* **PROBLEM TO WORK ON**
Repeat the records below exactly, leaving out any pictures.
THE INPUT below:
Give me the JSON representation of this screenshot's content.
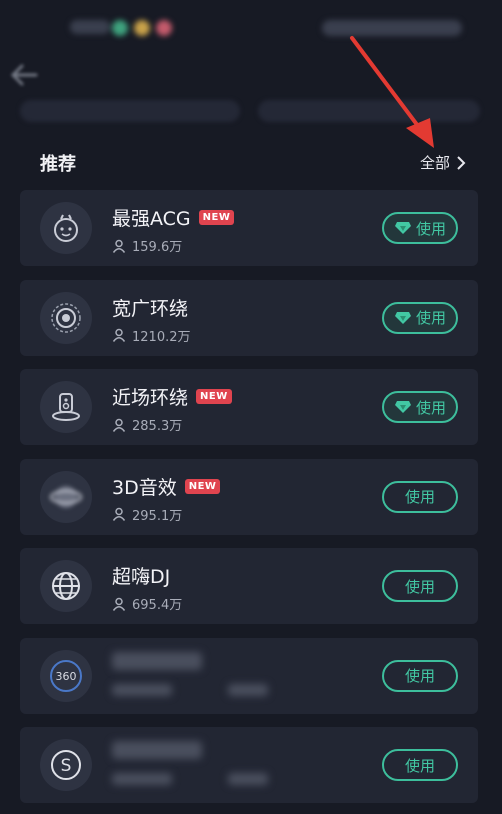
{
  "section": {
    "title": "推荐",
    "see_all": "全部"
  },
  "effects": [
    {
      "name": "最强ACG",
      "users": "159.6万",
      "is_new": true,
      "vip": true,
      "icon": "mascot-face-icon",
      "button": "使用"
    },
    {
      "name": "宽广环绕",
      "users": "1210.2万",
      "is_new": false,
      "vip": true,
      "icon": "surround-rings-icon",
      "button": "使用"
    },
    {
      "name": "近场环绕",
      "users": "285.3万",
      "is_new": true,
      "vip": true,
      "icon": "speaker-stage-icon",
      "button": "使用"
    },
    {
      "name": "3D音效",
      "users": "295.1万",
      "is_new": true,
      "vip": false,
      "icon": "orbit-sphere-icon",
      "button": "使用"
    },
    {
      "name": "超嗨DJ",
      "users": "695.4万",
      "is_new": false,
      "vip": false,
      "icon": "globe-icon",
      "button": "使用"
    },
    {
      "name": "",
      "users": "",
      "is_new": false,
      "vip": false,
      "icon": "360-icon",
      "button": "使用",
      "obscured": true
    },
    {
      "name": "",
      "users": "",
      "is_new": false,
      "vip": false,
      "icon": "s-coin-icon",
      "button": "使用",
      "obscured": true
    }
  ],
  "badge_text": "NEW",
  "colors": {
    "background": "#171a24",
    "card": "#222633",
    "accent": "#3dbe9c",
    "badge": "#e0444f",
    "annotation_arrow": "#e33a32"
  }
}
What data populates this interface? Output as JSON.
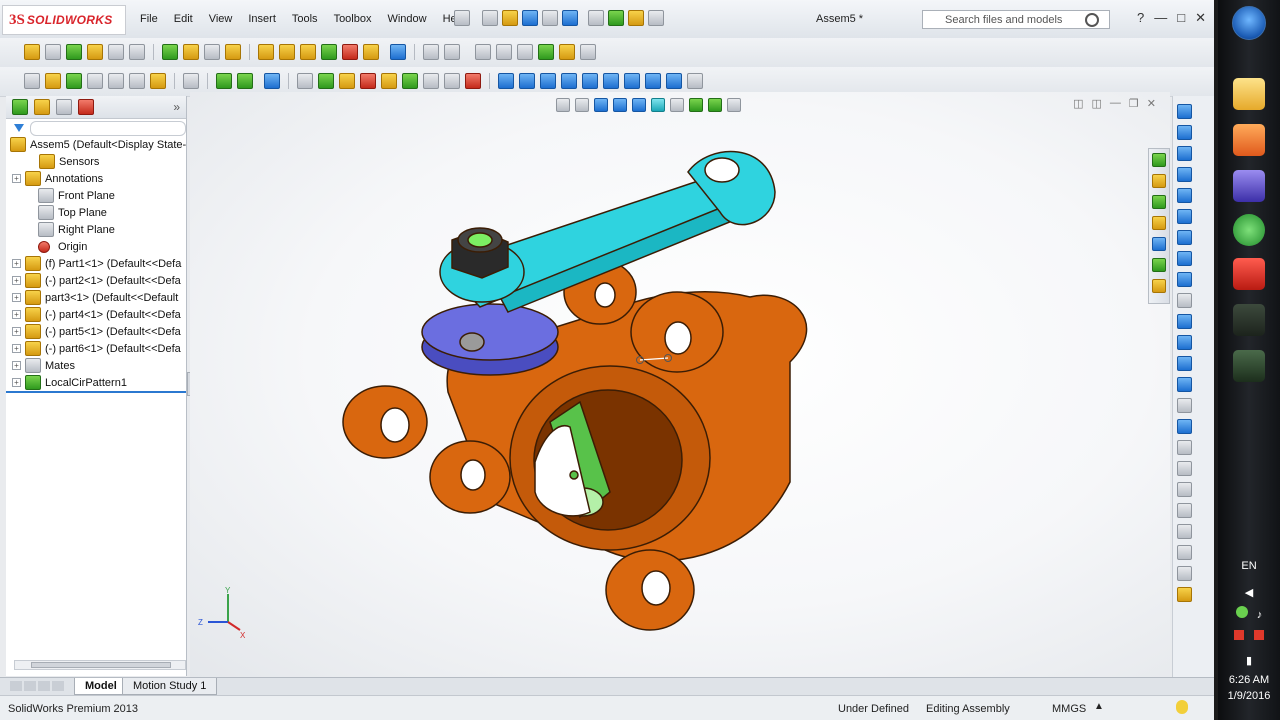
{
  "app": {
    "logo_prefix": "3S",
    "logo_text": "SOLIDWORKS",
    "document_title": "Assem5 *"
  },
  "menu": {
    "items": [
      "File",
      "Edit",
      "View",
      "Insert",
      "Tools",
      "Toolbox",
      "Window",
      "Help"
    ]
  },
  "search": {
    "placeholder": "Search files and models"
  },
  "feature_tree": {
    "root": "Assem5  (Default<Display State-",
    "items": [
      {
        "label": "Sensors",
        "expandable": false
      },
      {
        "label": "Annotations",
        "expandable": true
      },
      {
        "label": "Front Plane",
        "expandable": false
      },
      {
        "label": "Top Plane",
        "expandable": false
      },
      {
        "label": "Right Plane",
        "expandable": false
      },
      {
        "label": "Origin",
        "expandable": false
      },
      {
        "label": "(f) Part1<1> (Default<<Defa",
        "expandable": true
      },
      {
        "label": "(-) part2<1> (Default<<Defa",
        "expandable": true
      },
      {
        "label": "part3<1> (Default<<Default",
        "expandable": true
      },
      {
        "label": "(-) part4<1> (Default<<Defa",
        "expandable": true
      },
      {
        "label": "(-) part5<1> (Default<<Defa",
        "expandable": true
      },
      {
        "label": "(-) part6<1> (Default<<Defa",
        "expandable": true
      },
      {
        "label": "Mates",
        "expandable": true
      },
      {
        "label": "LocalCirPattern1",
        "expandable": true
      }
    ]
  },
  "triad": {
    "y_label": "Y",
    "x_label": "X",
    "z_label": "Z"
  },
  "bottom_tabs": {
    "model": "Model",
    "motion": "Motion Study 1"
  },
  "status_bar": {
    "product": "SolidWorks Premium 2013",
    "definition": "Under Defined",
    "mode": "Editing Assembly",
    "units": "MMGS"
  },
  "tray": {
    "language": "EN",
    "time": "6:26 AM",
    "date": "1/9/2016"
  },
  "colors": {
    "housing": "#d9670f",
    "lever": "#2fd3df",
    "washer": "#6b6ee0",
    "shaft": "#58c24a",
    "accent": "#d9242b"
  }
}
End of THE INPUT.
* **TASK OUTPUT**
Give me the JSON representation of this screenshot's content.
{
  "section": {
    "title": "推荐",
    "see_all": "全部"
  },
  "effects": [
    {
      "name": "最强ACG",
      "users": "159.6万",
      "is_new": true,
      "vip": true,
      "icon": "mascot-face-icon",
      "button": "使用"
    },
    {
      "name": "宽广环绕",
      "users": "1210.2万",
      "is_new": false,
      "vip": true,
      "icon": "surround-rings-icon",
      "button": "使用"
    },
    {
      "name": "近场环绕",
      "users": "285.3万",
      "is_new": true,
      "vip": true,
      "icon": "speaker-stage-icon",
      "button": "使用"
    },
    {
      "name": "3D音效",
      "users": "295.1万",
      "is_new": true,
      "vip": false,
      "icon": "orbit-sphere-icon",
      "button": "使用"
    },
    {
      "name": "超嗨DJ",
      "users": "695.4万",
      "is_new": false,
      "vip": false,
      "icon": "globe-icon",
      "button": "使用"
    },
    {
      "name": "",
      "users": "",
      "is_new": false,
      "vip": false,
      "icon": "360-icon",
      "button": "使用",
      "obscured": true
    },
    {
      "name": "",
      "users": "",
      "is_new": false,
      "vip": false,
      "icon": "s-coin-icon",
      "button": "使用",
      "obscured": true
    }
  ],
  "badge_text": "NEW",
  "colors": {
    "background": "#171a24",
    "card": "#222633",
    "accent": "#3dbe9c",
    "badge": "#e0444f",
    "annotation_arrow": "#e33a32"
  }
}
What data populates this interface? Output as JSON.
{
  "app": {
    "logo_prefix": "3S",
    "logo_text": "SOLIDWORKS",
    "document_title": "Assem5 *"
  },
  "menu": {
    "items": [
      "File",
      "Edit",
      "View",
      "Insert",
      "Tools",
      "Toolbox",
      "Window",
      "Help"
    ]
  },
  "search": {
    "placeholder": "Search files and models"
  },
  "feature_tree": {
    "root": "Assem5  (Default<Display State-",
    "items": [
      {
        "label": "Sensors",
        "expandable": false
      },
      {
        "label": "Annotations",
        "expandable": true
      },
      {
        "label": "Front Plane",
        "expandable": false
      },
      {
        "label": "Top Plane",
        "expandable": false
      },
      {
        "label": "Right Plane",
        "expandable": false
      },
      {
        "label": "Origin",
        "expandable": false
      },
      {
        "label": "(f) Part1<1> (Default<<Defa",
        "expandable": true
      },
      {
        "label": "(-) part2<1> (Default<<Defa",
        "expandable": true
      },
      {
        "label": "part3<1> (Default<<Default",
        "expandable": true
      },
      {
        "label": "(-) part4<1> (Default<<Defa",
        "expandable": true
      },
      {
        "label": "(-) part5<1> (Default<<Defa",
        "expandable": true
      },
      {
        "label": "(-) part6<1> (Default<<Defa",
        "expandable": true
      },
      {
        "label": "Mates",
        "expandable": true
      },
      {
        "label": "LocalCirPattern1",
        "expandable": true
      }
    ]
  },
  "triad": {
    "y_label": "Y",
    "x_label": "X",
    "z_label": "Z"
  },
  "bottom_tabs": {
    "model": "Model",
    "motion": "Motion Study 1"
  },
  "status_bar": {
    "product": "SolidWorks Premium 2013",
    "definition": "Under Defined",
    "mode": "Editing Assembly",
    "units": "MMGS"
  },
  "tray": {
    "language": "EN",
    "time": "6:26 AM",
    "date": "1/9/2016"
  },
  "colors": {
    "housing": "#d9670f",
    "lever": "#2fd3df",
    "washer": "#6b6ee0",
    "shaft": "#58c24a",
    "accent": "#d9242b"
  }
}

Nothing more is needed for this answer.